* [Source records]:
┄┄┄┄┄┄

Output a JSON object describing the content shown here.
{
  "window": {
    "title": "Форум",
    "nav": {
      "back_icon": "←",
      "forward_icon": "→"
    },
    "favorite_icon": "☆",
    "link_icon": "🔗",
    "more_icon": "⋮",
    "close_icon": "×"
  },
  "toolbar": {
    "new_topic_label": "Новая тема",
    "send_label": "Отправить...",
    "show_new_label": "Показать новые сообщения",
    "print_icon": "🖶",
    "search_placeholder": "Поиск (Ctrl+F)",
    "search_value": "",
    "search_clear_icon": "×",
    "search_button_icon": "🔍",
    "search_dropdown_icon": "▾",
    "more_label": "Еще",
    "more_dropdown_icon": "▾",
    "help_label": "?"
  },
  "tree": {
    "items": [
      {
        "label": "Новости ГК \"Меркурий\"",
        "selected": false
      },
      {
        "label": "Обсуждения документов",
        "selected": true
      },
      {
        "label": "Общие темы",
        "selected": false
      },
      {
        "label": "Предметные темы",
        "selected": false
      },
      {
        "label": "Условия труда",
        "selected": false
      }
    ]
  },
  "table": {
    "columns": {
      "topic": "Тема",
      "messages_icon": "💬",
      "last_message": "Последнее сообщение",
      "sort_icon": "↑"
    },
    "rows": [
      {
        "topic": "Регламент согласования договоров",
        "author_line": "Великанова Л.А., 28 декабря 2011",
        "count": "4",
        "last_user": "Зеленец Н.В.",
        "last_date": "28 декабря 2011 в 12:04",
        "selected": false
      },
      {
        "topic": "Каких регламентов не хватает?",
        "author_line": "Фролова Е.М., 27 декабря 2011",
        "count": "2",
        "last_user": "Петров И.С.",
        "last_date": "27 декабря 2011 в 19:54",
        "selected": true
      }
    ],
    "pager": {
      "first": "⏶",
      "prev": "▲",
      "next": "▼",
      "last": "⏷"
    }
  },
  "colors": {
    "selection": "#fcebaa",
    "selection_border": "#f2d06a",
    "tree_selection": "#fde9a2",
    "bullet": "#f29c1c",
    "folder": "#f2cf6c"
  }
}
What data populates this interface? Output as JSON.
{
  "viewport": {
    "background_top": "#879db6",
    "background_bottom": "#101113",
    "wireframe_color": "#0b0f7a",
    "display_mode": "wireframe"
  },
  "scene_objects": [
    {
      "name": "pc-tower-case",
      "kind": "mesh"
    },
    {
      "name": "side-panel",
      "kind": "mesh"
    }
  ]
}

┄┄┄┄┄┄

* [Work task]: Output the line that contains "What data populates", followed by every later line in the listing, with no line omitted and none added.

* [Result]:
What data populates this interface? Output as JSON.
{
  "viewport": {
    "background_top": "#879db6",
    "background_bottom": "#101113",
    "wireframe_color": "#0b0f7a",
    "display_mode": "wireframe"
  },
  "scene_objects": [
    {
      "name": "pc-tower-case",
      "kind": "mesh"
    },
    {
      "name": "side-panel",
      "kind": "mesh"
    }
  ]
}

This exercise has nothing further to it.